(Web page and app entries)
□ □ □

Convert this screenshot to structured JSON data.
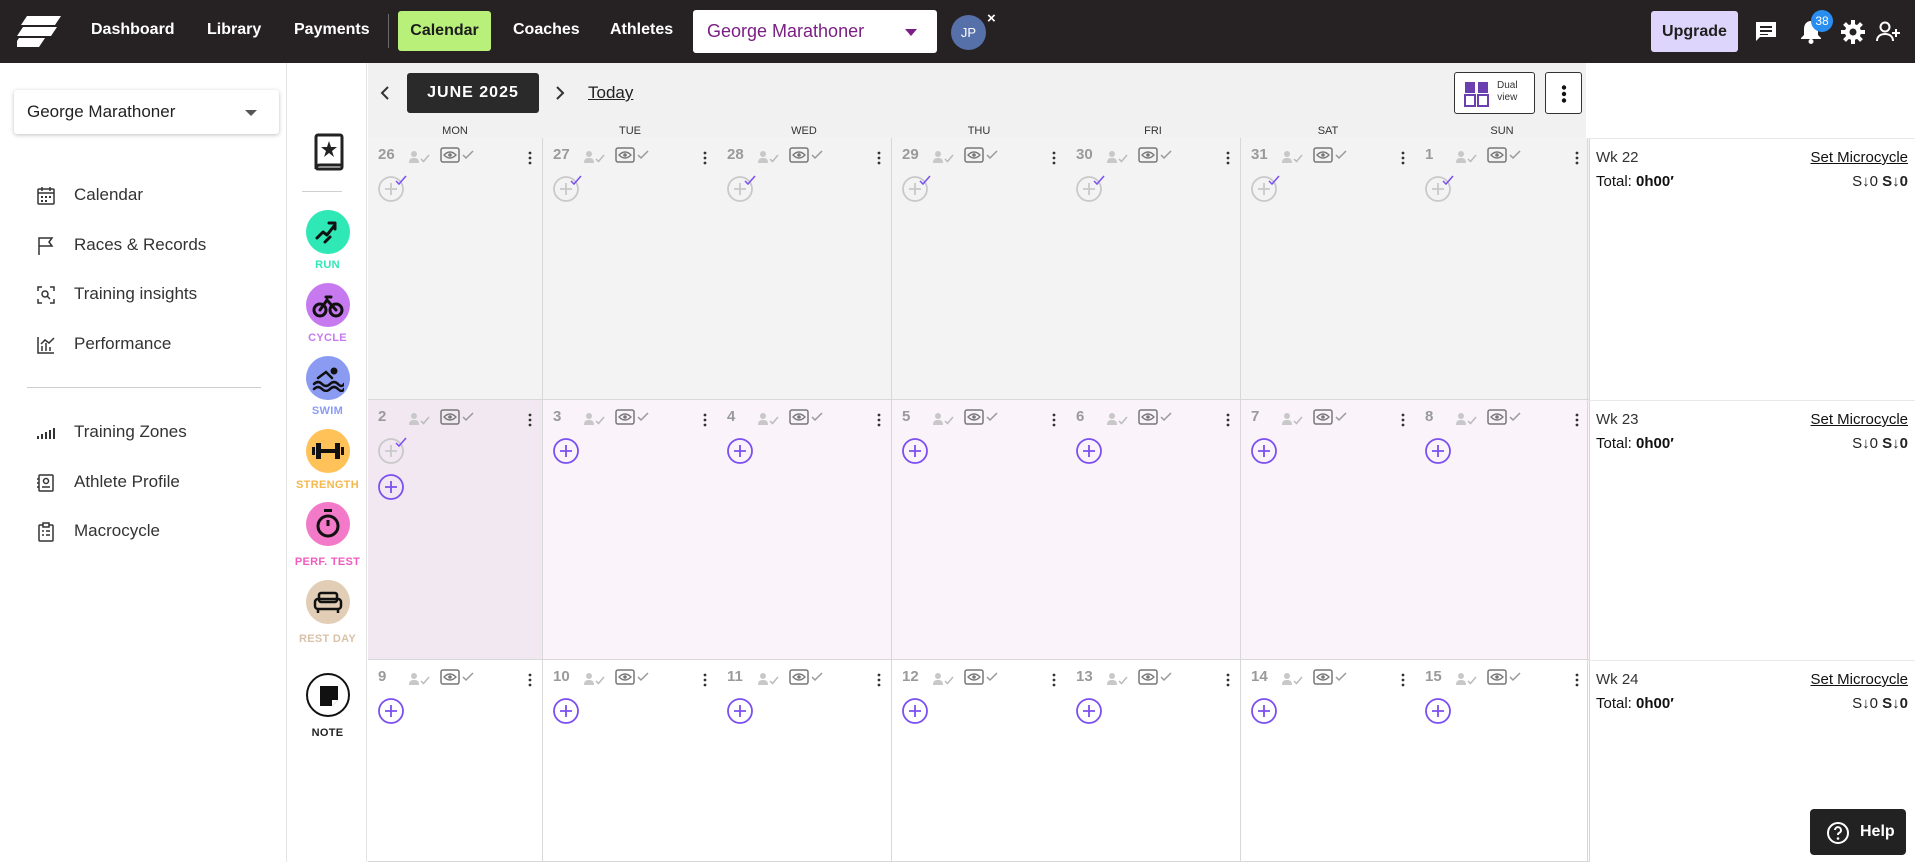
{
  "nav": {
    "links": [
      "Dashboard",
      "Library",
      "Payments"
    ],
    "calendar": "Calendar",
    "links2": [
      "Coaches",
      "Athletes"
    ],
    "athlete_select": "George Marathoner",
    "avatar_initials": "JP",
    "avatar_close": "×",
    "upgrade": "Upgrade",
    "notification_count": "38",
    "colors": {
      "bar": "#262223",
      "calendar_active": "#b8f07a",
      "athlete_text": "#7a1f83",
      "upgrade_bg": "#ddd5fb",
      "badge": "#2a8ef0"
    }
  },
  "sidebar": {
    "athlete_select": "George Marathoner",
    "items": [
      {
        "label": "Calendar",
        "icon": "calendar-icon"
      },
      {
        "label": "Races & Records",
        "icon": "flag-icon"
      },
      {
        "label": "Training insights",
        "icon": "scan-icon"
      },
      {
        "label": "Performance",
        "icon": "chart-icon"
      },
      {
        "label": "Training Zones",
        "icon": "zones-icon"
      },
      {
        "label": "Athlete Profile",
        "icon": "profile-icon"
      },
      {
        "label": "Macrocycle",
        "icon": "clipboard-icon"
      }
    ]
  },
  "palette": [
    {
      "label": "RUN",
      "color": "#2ee8b6",
      "text_color": "#2ee8b6",
      "icon": "run-icon"
    },
    {
      "label": "CYCLE",
      "color": "#c77af0",
      "text_color": "#c77af0",
      "icon": "cycle-icon"
    },
    {
      "label": "SWIM",
      "color": "#8c9bf2",
      "text_color": "#8c9bf2",
      "icon": "swim-icon"
    },
    {
      "label": "STRENGTH",
      "color": "#ffc259",
      "text_color": "#f4b84c",
      "icon": "strength-icon"
    },
    {
      "label": "PERF. TEST",
      "color": "#f27ac8",
      "text_color": "#f05bbd",
      "icon": "stopwatch-icon"
    },
    {
      "label": "REST DAY",
      "color": "#e2cdb6",
      "text_color": "#d8c2a9",
      "icon": "sofa-icon"
    },
    {
      "label": "NOTE",
      "color": "#ffffff",
      "text_color": "#222222",
      "icon": "note-icon"
    }
  ],
  "calendar": {
    "month_label": "JUNE 2025",
    "today_label": "Today",
    "dual_view": [
      "Dual",
      "view"
    ],
    "days": [
      "MON",
      "TUE",
      "WED",
      "THU",
      "FRI",
      "SAT",
      "SUN"
    ],
    "weeks": [
      {
        "dates": [
          "26",
          "27",
          "28",
          "29",
          "30",
          "31",
          "1"
        ],
        "state": "past",
        "week_label": "Wk 22",
        "total_label": "Total:",
        "total_value": "0h00′",
        "set_microcycle": "Set Microcycle",
        "stress_a": "S↓0",
        "stress_b": "S↓0"
      },
      {
        "dates": [
          "2",
          "3",
          "4",
          "5",
          "6",
          "7",
          "8"
        ],
        "state": "current",
        "week_label": "Wk 23",
        "total_label": "Total:",
        "total_value": "0h00′",
        "set_microcycle": "Set Microcycle",
        "stress_a": "S↓0",
        "stress_b": "S↓0"
      },
      {
        "dates": [
          "9",
          "10",
          "11",
          "12",
          "13",
          "14",
          "15"
        ],
        "state": "future",
        "week_label": "Wk 24",
        "total_label": "Total:",
        "total_value": "0h00′",
        "set_microcycle": "Set Microcycle",
        "stress_a": "S↓0",
        "stress_b": "S↓0"
      }
    ],
    "colors": {
      "past_bg": "#f3f3f3",
      "current_bg": "#faf3fa",
      "today_bg": "#f1e8f1",
      "future_bg": "#ffffff",
      "add_icon": "#7b4ff0"
    }
  },
  "help_label": "Help"
}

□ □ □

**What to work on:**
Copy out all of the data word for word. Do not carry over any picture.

**Your response:**
Convert this screenshot to structured JSON data.
{
  "nav": {
    "links": [
      "Dashboard",
      "Library",
      "Payments"
    ],
    "calendar": "Calendar",
    "links2": [
      "Coaches",
      "Athletes"
    ],
    "athlete_select": "George Marathoner",
    "avatar_initials": "JP",
    "avatar_close": "×",
    "upgrade": "Upgrade",
    "notification_count": "38",
    "colors": {
      "bar": "#262223",
      "calendar_active": "#b8f07a",
      "athlete_text": "#7a1f83",
      "upgrade_bg": "#ddd5fb",
      "badge": "#2a8ef0"
    }
  },
  "sidebar": {
    "athlete_select": "George Marathoner",
    "items": [
      {
        "label": "Calendar",
        "icon": "calendar-icon"
      },
      {
        "label": "Races & Records",
        "icon": "flag-icon"
      },
      {
        "label": "Training insights",
        "icon": "scan-icon"
      },
      {
        "label": "Performance",
        "icon": "chart-icon"
      },
      {
        "label": "Training Zones",
        "icon": "zones-icon"
      },
      {
        "label": "Athlete Profile",
        "icon": "profile-icon"
      },
      {
        "label": "Macrocycle",
        "icon": "clipboard-icon"
      }
    ]
  },
  "palette": [
    {
      "label": "RUN",
      "color": "#2ee8b6",
      "text_color": "#2ee8b6",
      "icon": "run-icon"
    },
    {
      "label": "CYCLE",
      "color": "#c77af0",
      "text_color": "#c77af0",
      "icon": "cycle-icon"
    },
    {
      "label": "SWIM",
      "color": "#8c9bf2",
      "text_color": "#8c9bf2",
      "icon": "swim-icon"
    },
    {
      "label": "STRENGTH",
      "color": "#ffc259",
      "text_color": "#f4b84c",
      "icon": "strength-icon"
    },
    {
      "label": "PERF. TEST",
      "color": "#f27ac8",
      "text_color": "#f05bbd",
      "icon": "stopwatch-icon"
    },
    {
      "label": "REST DAY",
      "color": "#e2cdb6",
      "text_color": "#d8c2a9",
      "icon": "sofa-icon"
    },
    {
      "label": "NOTE",
      "color": "#ffffff",
      "text_color": "#222222",
      "icon": "note-icon"
    }
  ],
  "calendar": {
    "month_label": "JUNE 2025",
    "today_label": "Today",
    "dual_view": [
      "Dual",
      "view"
    ],
    "days": [
      "MON",
      "TUE",
      "WED",
      "THU",
      "FRI",
      "SAT",
      "SUN"
    ],
    "weeks": [
      {
        "dates": [
          "26",
          "27",
          "28",
          "29",
          "30",
          "31",
          "1"
        ],
        "state": "past",
        "week_label": "Wk 22",
        "total_label": "Total:",
        "total_value": "0h00′",
        "set_microcycle": "Set Microcycle",
        "stress_a": "S↓0",
        "stress_b": "S↓0"
      },
      {
        "dates": [
          "2",
          "3",
          "4",
          "5",
          "6",
          "7",
          "8"
        ],
        "state": "current",
        "week_label": "Wk 23",
        "total_label": "Total:",
        "total_value": "0h00′",
        "set_microcycle": "Set Microcycle",
        "stress_a": "S↓0",
        "stress_b": "S↓0"
      },
      {
        "dates": [
          "9",
          "10",
          "11",
          "12",
          "13",
          "14",
          "15"
        ],
        "state": "future",
        "week_label": "Wk 24",
        "total_label": "Total:",
        "total_value": "0h00′",
        "set_microcycle": "Set Microcycle",
        "stress_a": "S↓0",
        "stress_b": "S↓0"
      }
    ],
    "colors": {
      "past_bg": "#f3f3f3",
      "current_bg": "#faf3fa",
      "today_bg": "#f1e8f1",
      "future_bg": "#ffffff",
      "add_icon": "#7b4ff0"
    }
  },
  "help_label": "Help"
}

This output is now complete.